x Abu Dhabi, UAEMonday 22 January 2018

September serves up windfall for tourism

Passenger traffic through Dubai International Airport rose by 6.2 per cent last month as the airport gears up to handle a surge in travellers for the Hajj.

A view of Dubai airport. About 4.2 million passengers passed through the airport last month.
A view of Dubai airport. About 4.2 million passengers passed through the airport last month.

Dubai's airport and hotels had a windfall last monthas visitor numbers surged following a slowdown during the height of summer and Ramadan.

An expansion of routes by airlines using Dubai International Airport helped push up passenger traffic by 6.2 per cent last month.

About 4.2 million passengers passed through the airport compared with 3.9 million during September last year.

"We have had a good year so far in terms of passenger traffic and with the Islamic pilgrimage of Haj just a few days away, we expect to see already robust passenger numbers surge over the coming weeks," said Paul Griffiths, the chief executive of Dubai Airports.

The boost for Dubai hotels was partly driven by continued diverted tourist flows to the emirate amid unrest in other parts of the Middle East and was also helped by the earlier timing of Ramadan in August.

There was a 20.4 per cent increase last month in revenue per available room to US$135.10 (Dh496.20) compared with last year at hotels in Dubai, despite an increase in supply, according to data from STR Global, a research firm based in London.

"The number of rooms in Dubai has increased and the percentage of occupancy has increased," said Syed Zulfiqar Mehdi, the director of sales and marketing at City Seasons Hotel and Suites in Dubai.

"Due to the disturbance in Egypt, the GCC market has moved to Dubai. In September it was the Eid holidays, when a number of people were travelling from the GCC and the school holidays of Saudi Arabia and the GCC were extended."

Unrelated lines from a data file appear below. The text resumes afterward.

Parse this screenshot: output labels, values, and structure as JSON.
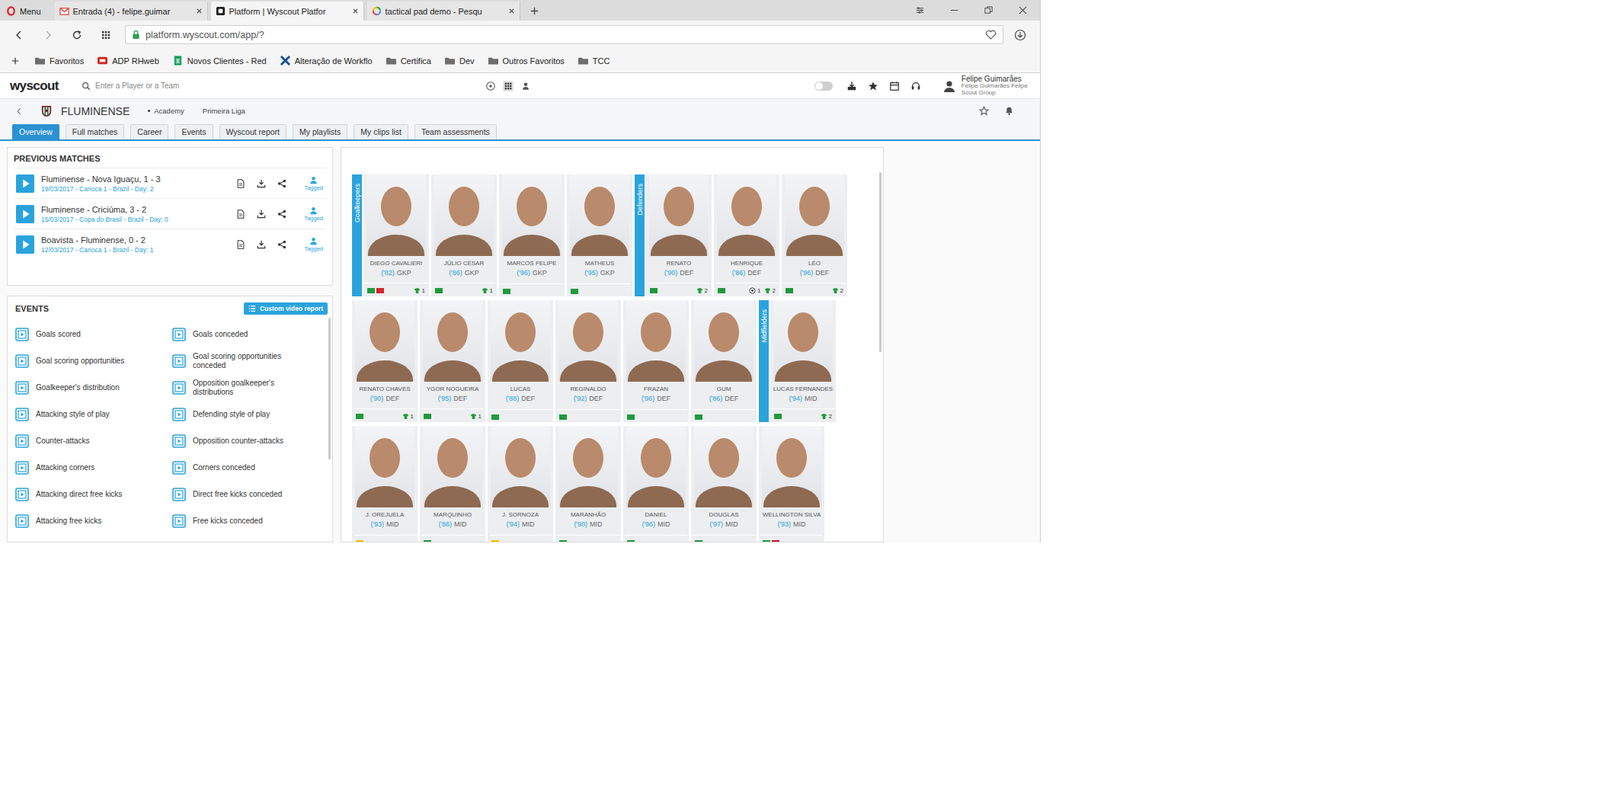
{
  "browser": {
    "tabs": [
      {
        "label": "Menu",
        "kind": "menu",
        "selected": false
      },
      {
        "label": "Entrada (4) - felipe.guimar",
        "kind": "gmail",
        "selected": false
      },
      {
        "label": "Platform | Wyscout Platfor",
        "kind": "wyscout",
        "selected": true
      },
      {
        "label": "tactical pad demo - Pesqu",
        "kind": "google",
        "selected": false
      }
    ],
    "url": "platform.wyscout.com/app/?",
    "bookmarks": [
      {
        "label": "Favoritos",
        "kind": "folder"
      },
      {
        "label": "ADP RHweb",
        "kind": "adp"
      },
      {
        "label": "Novos Clientes - Red",
        "kind": "sheets"
      },
      {
        "label": "Alteração de Workflo",
        "kind": "tool"
      },
      {
        "label": "Certifica",
        "kind": "folder"
      },
      {
        "label": "Dev",
        "kind": "folder"
      },
      {
        "label": "Outros Favoritos",
        "kind": "folder"
      },
      {
        "label": "TCC",
        "kind": "folder"
      }
    ]
  },
  "app": {
    "logo": "wyscout",
    "search_placeholder": "Enter a Player or a Team",
    "dark_mode_on": false,
    "user": {
      "name": "Felipe Guimarães",
      "org_lines": [
        "Felipe Guimarães Felipe",
        "Scout Group"
      ]
    }
  },
  "team": {
    "name": "FLUMINENSE",
    "category": "Academy",
    "league": "Primeira Liga"
  },
  "nav_tabs": [
    {
      "label": "Overview",
      "selected": true
    },
    {
      "label": "Full matches",
      "selected": false
    },
    {
      "label": "Career",
      "selected": false
    },
    {
      "label": "Events",
      "selected": false
    },
    {
      "label": "Wyscout report",
      "selected": false
    },
    {
      "label": "My playlists",
      "selected": false
    },
    {
      "label": "My clips list",
      "selected": false
    },
    {
      "label": "Team assessments",
      "selected": false
    }
  ],
  "previous_matches": {
    "title": "PREVIOUS MATCHES",
    "matches": [
      {
        "title": "Fluminense - Nova Iguaçu, 1 - 3",
        "details": "19/03/2017 - Carioca 1 - Brazil - Day: 2",
        "tag": "Tagged"
      },
      {
        "title": "Fluminense - Criciúma, 3 - 2",
        "details": "15/03/2017 - Copa do Brasil - Brazil - Day: 0",
        "tag": "Tagged"
      },
      {
        "title": "Boavista - Fluminense, 0 - 2",
        "details": "12/03/2017 - Carioca 1 - Brazil - Day: 1",
        "tag": "Tagged"
      }
    ]
  },
  "events": {
    "title": "EVENTS",
    "button": "Custom video report",
    "items": [
      "Goals scored",
      "Goals conceded",
      "Goal scoring opportunities",
      "Goal scoring opportunities conceded",
      "Goalkeeper's distribution",
      "Opposition goalkeeper's distributions",
      "Attacking style of play",
      "Defending style of play",
      "Counter-attacks",
      "Opposition counter-attacks",
      "Attacking corners",
      "Corners conceded",
      "Attacking direct free kicks",
      "Direct free kicks conceded",
      "Attacking free kicks",
      "Free kicks conceded"
    ]
  },
  "squad": {
    "groups": [
      {
        "label": "Goalkeepers",
        "players": [
          {
            "name": "DIEGO CAVALIERI",
            "year": "('82)",
            "position": "GKP",
            "flags": [
              "#1f9a3d",
              "#d22630"
            ],
            "stats": [
              {
                "kind": "match",
                "value": "1"
              }
            ]
          },
          {
            "name": "JÚLIO CÉSAR",
            "year": "('86)",
            "position": "GKP",
            "flags": [
              "#1f9a3d"
            ],
            "stats": [
              {
                "kind": "match",
                "value": "1"
              }
            ]
          },
          {
            "name": "MARCOS FELIPE",
            "year": "('96)",
            "position": "GKP",
            "flags": [
              "#1f9a3d"
            ],
            "stats": []
          },
          {
            "name": "MATHEUS",
            "year": "('95)",
            "position": "GKP",
            "flags": [
              "#1f9a3d"
            ],
            "stats": []
          }
        ]
      },
      {
        "label": "Defenders",
        "players": [
          {
            "name": "RENATO",
            "year": "('90)",
            "position": "DEF",
            "flags": [
              "#1f9a3d"
            ],
            "stats": [
              {
                "kind": "match",
                "value": "2"
              }
            ]
          },
          {
            "name": "HENRIQUE",
            "year": "('86)",
            "position": "DEF",
            "flags": [
              "#1f9a3d"
            ],
            "stats": [
              {
                "kind": "goal",
                "value": "1"
              },
              {
                "kind": "match",
                "value": "2"
              }
            ]
          },
          {
            "name": "LÉO",
            "year": "('96)",
            "position": "DEF",
            "flags": [
              "#1f9a3d"
            ],
            "stats": [
              {
                "kind": "match",
                "value": "2"
              }
            ]
          },
          {
            "name": "RENATO CHAVES",
            "year": "('90)",
            "position": "DEF",
            "flags": [
              "#1f9a3d"
            ],
            "stats": [
              {
                "kind": "match",
                "value": "1"
              }
            ]
          },
          {
            "name": "YGOR NOGUEIRA",
            "year": "('95)",
            "position": "DEF",
            "flags": [
              "#1f9a3d"
            ],
            "stats": [
              {
                "kind": "match",
                "value": "1"
              }
            ]
          },
          {
            "name": "LUCAS",
            "year": "('88)",
            "position": "DEF",
            "flags": [
              "#1f9a3d"
            ],
            "stats": []
          },
          {
            "name": "REGINALDO",
            "year": "('92)",
            "position": "DEF",
            "flags": [
              "#1f9a3d"
            ],
            "stats": []
          },
          {
            "name": "FRAZAN",
            "year": "('96)",
            "position": "DEF",
            "flags": [
              "#1f9a3d"
            ],
            "stats": []
          },
          {
            "name": "GUM",
            "year": "('86)",
            "position": "DEF",
            "flags": [
              "#1f9a3d"
            ],
            "stats": []
          }
        ]
      },
      {
        "label": "Midfielders",
        "players": [
          {
            "name": "LUCAS FERNANDES",
            "year": "('94)",
            "position": "MID",
            "flags": [
              "#1f9a3d"
            ],
            "stats": [
              {
                "kind": "match",
                "value": "2"
              }
            ]
          },
          {
            "name": "J. OREJUELA",
            "year": "('93)",
            "position": "MID",
            "flags": [
              "#f2c400"
            ],
            "stats": []
          },
          {
            "name": "MARQUINHO",
            "year": "('86)",
            "position": "MID",
            "flags": [
              "#1f9a3d"
            ],
            "stats": []
          },
          {
            "name": "J. SORNOZA",
            "year": "('94)",
            "position": "MID",
            "flags": [
              "#f2c400"
            ],
            "stats": []
          },
          {
            "name": "MARANHÃO",
            "year": "('90)",
            "position": "MID",
            "flags": [
              "#1f9a3d"
            ],
            "stats": []
          },
          {
            "name": "DANIEL",
            "year": "('96)",
            "position": "MID",
            "flags": [
              "#1f9a3d"
            ],
            "stats": []
          },
          {
            "name": "DOUGLAS",
            "year": "('97)",
            "position": "MID",
            "flags": [
              "#1f9a3d"
            ],
            "stats": []
          },
          {
            "name": "WELLINGTON SILVA",
            "year": "('93)",
            "position": "MID",
            "flags": [
              "#1f9a3d",
              "#c8102e"
            ],
            "stats": []
          }
        ]
      }
    ]
  }
}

Mr Medhi said business flows this month and next month were also positive.

"The weather is in favour. Now a lot of GCC travellers are moving to Dubai, especially given that Thailand has floods. From November 4 to 9 we're sold out for the Eid holidays. It's a very heathy sign that the peak season has started with good numbers." Major exhibitions next month, such as the Dubai Airshow, are also expected to help.

There has, however, been a slight dip in the number of European visitors this month, because of economic uncertainty, Mr Mehdi said.

"We were busy for the Eid period," said Wael El Behi, the executive assistant manager at Ramada Downtown. "The business started bouncing back from September onwards. The weather conditions are not that hot compared to August."

Hoteliers have also cited Dubai's relative affordability as a major factor in helping to drive visitors to the emirate from markets including India.

In the first nine months of the year, passenger traffic at Dubai International Airport has risen to 37.5 million, an increase of 7.8 per cent over the same period last year.

There was a decline in traffic on Middle Eastern routes, Dubai Airports reported.

But increased services to Russia and eastern Europe helped boost passenger traffic. The budget carrier flydubai's expansion into Russia in recent months has meant the market expanded by 33.9 per cent. Growth in traffic to Saudi Arabia helped the GCC market grow by 31.9 per cent. The eastern European market rose by 18.7 per cent, with North America increasing 17.6 per cent.

In preparation for a further rise in traffic for the Haj, the airport plans to deploy additional personnel and dedicated passport control counters to handle the movement of thousands of pilgrims travelling through the airport.

The only black spot was a drop in freight movement during the month. It handled 177,128 tonnes of freight last month, 5.5 per cent less than the 187,390 tonnes it handled during the same period last year.